  • Putin’s latest threats put policymakers in the United States and Europe in a tight spot, Melinda says. Russia’s “nuclear blackmail raises thorny decisions for Western leaders and the prospect of some uncomfortable brinkmanship.”
  • Matt, who recently wrote a memo on how the US government should deter Russian nuclear use and respond if deterrence fails, advises taking “Putin’s nuclear threats seriously” but nevertheless keeping calm and carrying on: Kyiv and Washington “should double down to win the war” rather than “backing down to avoid a nuclear attack.” After all, he asks: “Why hasn’t Putin used nuclear weapons already? He has been deterred by fear of a US and NATO response. The United States and NATO should play on those fears and reinforce their deterrent threats.”
  • Today’s White House statement warning that Russian nuclear use would provoke “severe consequences” was “on point,” Matt says. If Moscow opts for the nuclear option, he adds, the United States should carry out a “limited conventional military strike on the Russian forces that launched the nuclear attack.” Kyiv, meanwhile, should keep fighting on to achieve victory.

A bright spot in a dark hour

  • Despite the ominous signs, John tells us that Putin’s latest announcements amount to “an escalation, but a careful one.”
  • For one, the mobilization of up to 300,000 Russian reservists, which “sounds dramatic,” includes only those with prior military service, John notes. “So Putin continues to avoid the political risk of declaring war officially and pulling in recruits from Russian cities across the country.”
  • As for the prospect of a nuclear attack, John points out that Putin “only implies, but does not explicitly state, that nuclear weapons would be used if Ukraine continues to attack Russian forces on Ukrainian land” that the Kremlin claims as its own. John also reminds us that the Ukrainian military has already struck Russian-annexed Crimea in recent weeks: “Yet we have seen no mushroom cloud.”

Further reading

Related Experts: Matthew Kroenig, Melinda Haring, and John E. Herbst

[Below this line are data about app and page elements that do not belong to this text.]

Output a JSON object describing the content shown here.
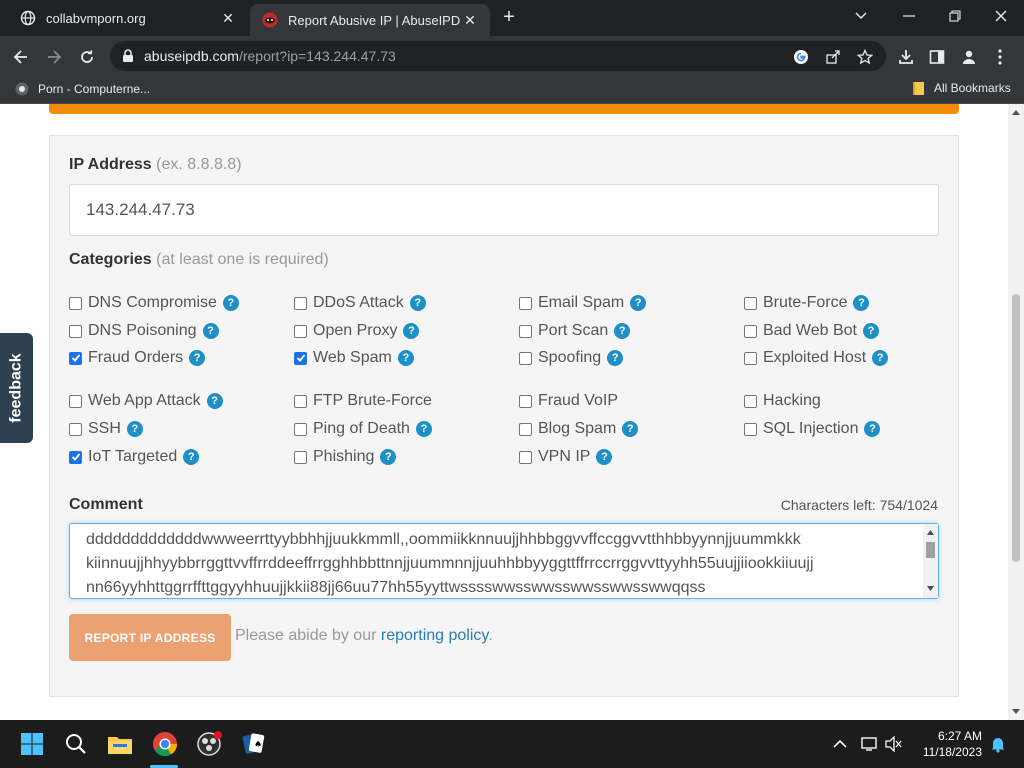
{
  "browser": {
    "tabs": [
      {
        "title": "collabvmporn.org",
        "active": false
      },
      {
        "title": "Report Abusive IP | AbuseIPDB",
        "active": true
      }
    ],
    "url_domain": "abuseipdb.com",
    "url_path": "/report?ip=143.244.47.73",
    "bookmarks": {
      "item1": "Porn - Computerne...",
      "all_bookmarks": "All Bookmarks"
    }
  },
  "form": {
    "ip_label": "IP Address",
    "ip_hint": "(ex. 8.8.8.8)",
    "ip_value": "143.244.47.73",
    "categories_label": "Categories",
    "categories_hint": "(at least one is required)",
    "categories": [
      {
        "label": "DNS Compromise",
        "checked": false
      },
      {
        "label": "DDoS Attack",
        "checked": false
      },
      {
        "label": "Email Spam",
        "checked": false
      },
      {
        "label": "Brute-Force",
        "checked": false
      },
      {
        "label": "DNS Poisoning",
        "checked": false
      },
      {
        "label": "Open Proxy",
        "checked": false
      },
      {
        "label": "Port Scan",
        "checked": false
      },
      {
        "label": "Bad Web Bot",
        "checked": false
      },
      {
        "label": "Fraud Orders",
        "checked": true
      },
      {
        "label": "Web Spam",
        "checked": true
      },
      {
        "label": "Spoofing",
        "checked": false
      },
      {
        "label": "Exploited Host",
        "checked": false
      },
      {
        "label": "Web App Attack",
        "checked": false
      },
      {
        "label": "FTP Brute-Force",
        "checked": false
      },
      {
        "label": "Fraud VoIP",
        "checked": false
      },
      {
        "label": "Hacking",
        "checked": false
      },
      {
        "label": "SSH",
        "checked": false
      },
      {
        "label": "Ping of Death",
        "checked": false
      },
      {
        "label": "Blog Spam",
        "checked": false
      },
      {
        "label": "SQL Injection",
        "checked": false
      },
      {
        "label": "IoT Targeted",
        "checked": true
      },
      {
        "label": "Phishing",
        "checked": false
      },
      {
        "label": "VPN IP",
        "checked": false
      }
    ],
    "comment_label": "Comment",
    "chars_left": "Characters left: 754/1024",
    "comment_lines": [
      "dddddddddddddwwweerrttyybbhhjjuukkmmll,,oommiikknnuujjhhbbggvvffccggvvtthhbbyynnjjuummkkk",
      "kiinnuujjhhyybbrrggttvvffrrddeeffrrgghhbbttnnjjuummnnjjuuhhbbyyggttffrrccrrggvvttyyhh55uujjiiookkiiuujj",
      "nn66yyhhttggrrffttggyyhhuujjkkii88jj66uu77hh55yyttwsssswwsswwsswwsswwsswwqqss"
    ],
    "submit_label": "REPORT IP ADDRESS",
    "policy_text": "Please abide by our",
    "policy_link": "reporting policy",
    "policy_end": "."
  },
  "feedback_label": "feedback",
  "taskbar": {
    "time": "6:27 AM",
    "date": "11/18/2023"
  },
  "colors": {
    "accent_orange": "#f28b0c",
    "button_orange": "#eba172",
    "help_blue": "#1f8fc7",
    "link_blue": "#2a7db3"
  }
}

Image: Russian President Vladimir Putin attends a meeting in Veliky Novgorod, Russia, on September 21, 2022. Photo by Gavriil Grigorov/Pool/via Sputnik/REUTERS